"Students do have rights under the First Amendment to our Constitution to express their views. They do not have the right to express those views whenever and however they wish, and they have no right to walk out of class during the school day without consequences."
Sequatchie County Director of Schools Michael Swafford agreed.
"We will treat a student walkout [Wednesday] as we'd treat it any other day," he said.
According to the group Marion County Concerned Parents, students have plans for a student-led walkout at Marion County High School on Wednesday, but administrators told students they would be punished if they took part. Marion County Director of Schools Mark Griffith said the district had "a procedural plan in place" and that students would be given a location inside the school to participate, or to not participate, in events honoring the Parkland victims.

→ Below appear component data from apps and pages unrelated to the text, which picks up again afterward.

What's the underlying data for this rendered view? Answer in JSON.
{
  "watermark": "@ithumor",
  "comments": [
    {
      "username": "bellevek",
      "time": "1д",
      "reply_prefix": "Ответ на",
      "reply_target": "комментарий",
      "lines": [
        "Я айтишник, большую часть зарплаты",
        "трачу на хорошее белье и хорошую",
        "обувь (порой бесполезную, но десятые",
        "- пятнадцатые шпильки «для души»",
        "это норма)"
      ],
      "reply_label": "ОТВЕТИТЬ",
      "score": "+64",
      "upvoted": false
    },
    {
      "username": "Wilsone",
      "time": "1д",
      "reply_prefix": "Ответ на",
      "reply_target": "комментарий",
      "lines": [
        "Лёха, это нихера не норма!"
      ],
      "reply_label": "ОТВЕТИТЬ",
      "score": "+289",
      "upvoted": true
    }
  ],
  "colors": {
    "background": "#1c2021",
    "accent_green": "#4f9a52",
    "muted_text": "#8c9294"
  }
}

If students do still walk out of class, Griffith said, consequence "will follow School Board policy."
Superintendent Jan Harris of Dade County (Ga.) Schools, where two students were recently arrested after bringing a gun to school, said the district was proud of its students.
"We want to encourage higher-level thinking, so we are proud of our students that they are in tune with the news and that they are aware and thinking about national issues," Harris said. "But we want to do that in a safe and orderly manner."
Dade High School Principal James Fahrney has called for a "timeout" between 10 and 10:20 a.m. Wednesday, and a variety of activities will be provided for students during that time, including the option to remain in class and not participate, to tweet local representatives, to debate readings about the issue of gun control, to journal about their experience or to walk out to the commons area for those 17 minutes.
Polk County Schools will follow suggestions issued by the state Department of Education, and will allow students designated spaces for students to spend the walk-out, treating it as "a freedom of expression and speech," said James Jones, director of schools, in a statement.
Catoosa and Walker counties are also allowing students to participate in planned walkouts.
Cleveland City Schools anticipates students at both Cleveland High School and Cleveland Middle School to walkout Wednesday. Though the district has been working with students, it also has stated that students can still be punished for disrupting the school day.
"It important to know that disorderly conduct that disrupts school operations is not acceptable and will be handled compassionately, but firmly, in accordance with our board policy and internal procedures," Director of Schools Russell Dyer said in a statement.
Dyer did encourage parents to talk with students about related issues.
"I encourage you to talk with your child(ren) about how they may be feeling about this topic," he said. "We love the passion of our students on various issues, and we recognize that student activism is part of the learning process."